[YOUR TASK]: Copy the entries exactly, leaving out nothing.

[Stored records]
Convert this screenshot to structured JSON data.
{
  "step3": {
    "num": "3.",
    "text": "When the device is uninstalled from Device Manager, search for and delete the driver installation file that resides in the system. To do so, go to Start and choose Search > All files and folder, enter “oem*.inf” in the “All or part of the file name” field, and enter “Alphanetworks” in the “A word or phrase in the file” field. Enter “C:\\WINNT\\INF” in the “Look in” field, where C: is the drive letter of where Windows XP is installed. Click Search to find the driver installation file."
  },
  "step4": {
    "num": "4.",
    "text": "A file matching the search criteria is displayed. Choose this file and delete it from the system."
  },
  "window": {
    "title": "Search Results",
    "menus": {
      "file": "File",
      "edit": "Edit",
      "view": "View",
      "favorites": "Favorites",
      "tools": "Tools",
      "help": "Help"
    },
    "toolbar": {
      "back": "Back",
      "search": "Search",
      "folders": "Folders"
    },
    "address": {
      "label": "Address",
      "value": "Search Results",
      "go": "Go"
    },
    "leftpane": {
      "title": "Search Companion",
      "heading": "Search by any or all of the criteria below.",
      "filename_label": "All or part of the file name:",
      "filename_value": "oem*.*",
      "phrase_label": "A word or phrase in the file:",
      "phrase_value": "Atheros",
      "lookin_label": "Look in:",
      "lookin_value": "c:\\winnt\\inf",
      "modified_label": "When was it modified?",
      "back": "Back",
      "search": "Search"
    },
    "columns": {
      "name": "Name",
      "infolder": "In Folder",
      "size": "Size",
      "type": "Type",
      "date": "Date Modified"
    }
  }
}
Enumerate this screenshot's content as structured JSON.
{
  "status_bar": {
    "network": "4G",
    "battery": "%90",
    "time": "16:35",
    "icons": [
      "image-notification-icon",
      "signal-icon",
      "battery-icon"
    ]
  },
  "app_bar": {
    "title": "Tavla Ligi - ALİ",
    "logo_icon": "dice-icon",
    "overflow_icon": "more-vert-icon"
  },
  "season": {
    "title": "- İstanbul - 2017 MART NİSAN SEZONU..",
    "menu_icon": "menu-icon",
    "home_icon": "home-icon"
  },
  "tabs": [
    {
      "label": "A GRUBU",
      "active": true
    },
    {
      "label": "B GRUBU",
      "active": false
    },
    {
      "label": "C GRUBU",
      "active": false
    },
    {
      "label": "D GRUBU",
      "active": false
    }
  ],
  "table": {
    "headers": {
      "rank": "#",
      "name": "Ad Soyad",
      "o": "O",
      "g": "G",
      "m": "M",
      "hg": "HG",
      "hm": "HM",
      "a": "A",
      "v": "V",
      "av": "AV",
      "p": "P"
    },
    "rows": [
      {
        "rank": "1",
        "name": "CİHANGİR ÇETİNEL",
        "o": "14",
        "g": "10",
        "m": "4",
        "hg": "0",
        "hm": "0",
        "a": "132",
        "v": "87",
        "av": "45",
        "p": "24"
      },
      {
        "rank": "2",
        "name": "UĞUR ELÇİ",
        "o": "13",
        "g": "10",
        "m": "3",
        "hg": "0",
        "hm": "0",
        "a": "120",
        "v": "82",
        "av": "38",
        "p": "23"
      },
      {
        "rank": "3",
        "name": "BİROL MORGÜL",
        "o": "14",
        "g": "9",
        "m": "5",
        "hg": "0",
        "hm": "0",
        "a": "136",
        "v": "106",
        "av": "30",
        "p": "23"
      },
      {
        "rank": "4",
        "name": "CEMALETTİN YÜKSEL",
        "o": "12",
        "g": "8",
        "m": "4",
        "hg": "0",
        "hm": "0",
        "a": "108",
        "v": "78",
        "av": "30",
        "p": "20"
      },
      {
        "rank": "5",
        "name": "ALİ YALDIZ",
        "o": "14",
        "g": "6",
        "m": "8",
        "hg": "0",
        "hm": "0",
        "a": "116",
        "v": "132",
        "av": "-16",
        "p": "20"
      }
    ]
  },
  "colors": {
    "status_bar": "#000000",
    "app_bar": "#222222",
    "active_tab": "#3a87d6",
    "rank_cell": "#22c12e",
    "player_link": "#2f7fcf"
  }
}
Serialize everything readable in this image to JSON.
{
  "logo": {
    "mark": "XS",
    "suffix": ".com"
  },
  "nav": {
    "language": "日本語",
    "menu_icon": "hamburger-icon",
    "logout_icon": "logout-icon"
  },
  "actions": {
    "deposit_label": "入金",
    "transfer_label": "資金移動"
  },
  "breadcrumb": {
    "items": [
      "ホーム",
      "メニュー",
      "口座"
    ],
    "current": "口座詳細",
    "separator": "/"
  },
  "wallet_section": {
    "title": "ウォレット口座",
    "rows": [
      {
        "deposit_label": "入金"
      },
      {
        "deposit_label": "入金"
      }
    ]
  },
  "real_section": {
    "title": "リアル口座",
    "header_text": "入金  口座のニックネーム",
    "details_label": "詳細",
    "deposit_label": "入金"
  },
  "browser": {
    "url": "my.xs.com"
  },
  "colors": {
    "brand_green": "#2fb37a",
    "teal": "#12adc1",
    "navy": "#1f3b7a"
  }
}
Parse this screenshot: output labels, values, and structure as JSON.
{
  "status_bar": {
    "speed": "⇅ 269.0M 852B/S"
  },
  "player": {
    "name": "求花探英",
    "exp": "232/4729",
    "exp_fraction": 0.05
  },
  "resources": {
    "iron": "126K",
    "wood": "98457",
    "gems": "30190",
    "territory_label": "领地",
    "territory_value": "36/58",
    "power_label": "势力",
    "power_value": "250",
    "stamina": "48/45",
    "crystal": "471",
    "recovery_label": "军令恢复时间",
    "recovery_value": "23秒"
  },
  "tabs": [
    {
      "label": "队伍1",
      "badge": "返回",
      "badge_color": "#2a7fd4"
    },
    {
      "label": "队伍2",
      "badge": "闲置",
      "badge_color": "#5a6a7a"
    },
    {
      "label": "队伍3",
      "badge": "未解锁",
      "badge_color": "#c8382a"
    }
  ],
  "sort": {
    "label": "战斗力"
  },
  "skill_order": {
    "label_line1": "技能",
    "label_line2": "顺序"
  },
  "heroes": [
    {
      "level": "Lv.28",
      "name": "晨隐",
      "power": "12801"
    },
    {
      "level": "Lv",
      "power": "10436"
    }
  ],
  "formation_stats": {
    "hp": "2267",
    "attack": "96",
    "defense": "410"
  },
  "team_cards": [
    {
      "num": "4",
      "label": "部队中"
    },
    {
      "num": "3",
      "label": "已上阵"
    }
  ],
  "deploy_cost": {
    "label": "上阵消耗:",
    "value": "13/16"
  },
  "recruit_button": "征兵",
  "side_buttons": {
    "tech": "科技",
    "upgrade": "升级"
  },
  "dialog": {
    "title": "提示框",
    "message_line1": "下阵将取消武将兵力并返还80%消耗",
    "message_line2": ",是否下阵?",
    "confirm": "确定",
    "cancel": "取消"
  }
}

[REPLY TO THE TASK]:
Convert this screenshot to structured JSON data.
{
  "step3": {
    "num": "3.",
    "text": "When the device is uninstalled from Device Manager, search for and delete the driver installation file that resides in the system. To do so, go to Start and choose Search > All files and folder, enter “oem*.inf” in the “All or part of the file name” field, and enter “Alphanetworks” in the “A word or phrase in the file” field. Enter “C:\\WINNT\\INF” in the “Look in” field, where C: is the drive letter of where Windows XP is installed. Click Search to find the driver installation file."
  },
  "step4": {
    "num": "4.",
    "text": "A file matching the search criteria is displayed. Choose this file and delete it from the system."
  },
  "window": {
    "title": "Search Results",
    "menus": {
      "file": "File",
      "edit": "Edit",
      "view": "View",
      "favorites": "Favorites",
      "tools": "Tools",
      "help": "Help"
    },
    "toolbar": {
      "back": "Back",
      "search": "Search",
      "folders": "Folders"
    },
    "address": {
      "label": "Address",
      "value": "Search Results",
      "go": "Go"
    },
    "leftpane": {
      "title": "Search Companion",
      "heading": "Search by any or all of the criteria below.",
      "filename_label": "All or part of the file name:",
      "filename_value": "oem*.*",
      "phrase_label": "A word or phrase in the file:",
      "phrase_value": "Atheros",
      "lookin_label": "Look in:",
      "lookin_value": "c:\\winnt\\inf",
      "modified_label": "When was it modified?",
      "back": "Back",
      "search": "Search"
    },
    "columns": {
      "name": "Name",
      "infolder": "In Folder",
      "size": "Size",
      "type": "Type",
      "date": "Date Modified"
    }
  }
}
Enumerate this screenshot's content as structured JSON.
{
  "status_bar": {
    "network": "4G",
    "battery": "%90",
    "time": "16:35",
    "icons": [
      "image-notification-icon",
      "signal-icon",
      "battery-icon"
    ]
  },
  "app_bar": {
    "title": "Tavla Ligi - ALİ",
    "logo_icon": "dice-icon",
    "overflow_icon": "more-vert-icon"
  },
  "season": {
    "title": "- İstanbul - 2017 MART NİSAN SEZONU..",
    "menu_icon": "menu-icon",
    "home_icon": "home-icon"
  },
  "tabs": [
    {
      "label": "A GRUBU",
      "active": true
    },
    {
      "label": "B GRUBU",
      "active": false
    },
    {
      "label": "C GRUBU",
      "active": false
    },
    {
      "label": "D GRUBU",
      "active": false
    }
  ],
  "table": {
    "headers": {
      "rank": "#",
      "name": "Ad Soyad",
      "o": "O",
      "g": "G",
      "m": "M",
      "hg": "HG",
      "hm": "HM",
      "a": "A",
      "v": "V",
      "av": "AV",
      "p": "P"
    },
    "rows": [
      {
        "rank": "1",
        "name": "CİHANGİR ÇETİNEL",
        "o": "14",
        "g": "10",
        "m": "4",
        "hg": "0",
        "hm": "0",
        "a": "132",
        "v": "87",
        "av": "45",
        "p": "24"
      },
      {
        "rank": "2",
        "name": "UĞUR ELÇİ",
        "o": "13",
        "g": "10",
        "m": "3",
        "hg": "0",
        "hm": "0",
        "a": "120",
        "v": "82",
        "av": "38",
        "p": "23"
      },
      {
        "rank": "3",
        "name": "BİROL MORGÜL",
        "o": "14",
        "g": "9",
        "m": "5",
        "hg": "0",
        "hm": "0",
        "a": "136",
        "v": "106",
        "av": "30",
        "p": "23"
      },
      {
        "rank": "4",
        "name": "CEMALETTİN YÜKSEL",
        "o": "12",
        "g": "8",
        "m": "4",
        "hg": "0",
        "hm": "0",
        "a": "108",
        "v": "78",
        "av": "30",
        "p": "20"
      },
      {
        "rank": "5",
        "name": "ALİ YALDIZ",
        "o": "14",
        "g": "6",
        "m": "8",
        "hg": "0",
        "hm": "0",
        "a": "116",
        "v": "132",
        "av": "-16",
        "p": "20"
      }
    ]
  },
  "colors": {
    "status_bar": "#000000",
    "app_bar": "#222222",
    "active_tab": "#3a87d6",
    "rank_cell": "#22c12e",
    "player_link": "#2f7fcf"
  }
}
Serialize everything readable in this image to JSON.
{
  "logo": {
    "mark": "XS",
    "suffix": ".com"
  },
  "nav": {
    "language": "日本語",
    "menu_icon": "hamburger-icon",
    "logout_icon": "logout-icon"
  },
  "actions": {
    "deposit_label": "入金",
    "transfer_label": "資金移動"
  },
  "breadcrumb": {
    "items": [
      "ホーム",
      "メニュー",
      "口座"
    ],
    "current": "口座詳細",
    "separator": "/"
  },
  "wallet_section": {
    "title": "ウォレット口座",
    "rows": [
      {
        "deposit_label": "入金"
      },
      {
        "deposit_label": "入金"
      }
    ]
  },
  "real_section": {
    "title": "リアル口座",
    "header_text": "入金  口座のニックネーム",
    "details_label": "詳細",
    "deposit_label": "入金"
  },
  "browser": {
    "url": "my.xs.com"
  },
  "colors": {
    "brand_green": "#2fb37a",
    "teal": "#12adc1",
    "navy": "#1f3b7a"
  }
}
Parse this screenshot: output labels, values, and structure as JSON.
{
  "status_bar": {
    "speed": "⇅ 269.0M 852B/S"
  },
  "player": {
    "name": "求花探英",
    "exp": "232/4729",
    "exp_fraction": 0.05
  },
  "resources": {
    "iron": "126K",
    "wood": "98457",
    "gems": "30190",
    "territory_label": "领地",
    "territory_value": "36/58",
    "power_label": "势力",
    "power_value": "250",
    "stamina": "48/45",
    "crystal": "471",
    "recovery_label": "军令恢复时间",
    "recovery_value": "23秒"
  },
  "tabs": [
    {
      "label": "队伍1",
      "badge": "返回",
      "badge_color": "#2a7fd4"
    },
    {
      "label": "队伍2",
      "badge": "闲置",
      "badge_color": "#5a6a7a"
    },
    {
      "label": "队伍3",
      "badge": "未解锁",
      "badge_color": "#c8382a"
    }
  ],
  "sort": {
    "label": "战斗力"
  },
  "skill_order": {
    "label_line1": "技能",
    "label_line2": "顺序"
  },
  "heroes": [
    {
      "level": "Lv.28",
      "name": "晨隐",
      "power": "12801"
    },
    {
      "level": "Lv",
      "power": "10436"
    }
  ],
  "formation_stats": {
    "hp": "2267",
    "attack": "96",
    "defense": "410"
  },
  "team_cards": [
    {
      "num": "4",
      "label": "部队中"
    },
    {
      "num": "3",
      "label": "已上阵"
    }
  ],
  "deploy_cost": {
    "label": "上阵消耗:",
    "value": "13/16"
  },
  "recruit_button": "征兵",
  "side_buttons": {
    "tech": "科技",
    "upgrade": "升级"
  },
  "dialog": {
    "title": "提示框",
    "message_line1": "下阵将取消武将兵力并返还80%消耗",
    "message_line2": ",是否下阵?",
    "confirm": "确定",
    "cancel": "取消"
  }
}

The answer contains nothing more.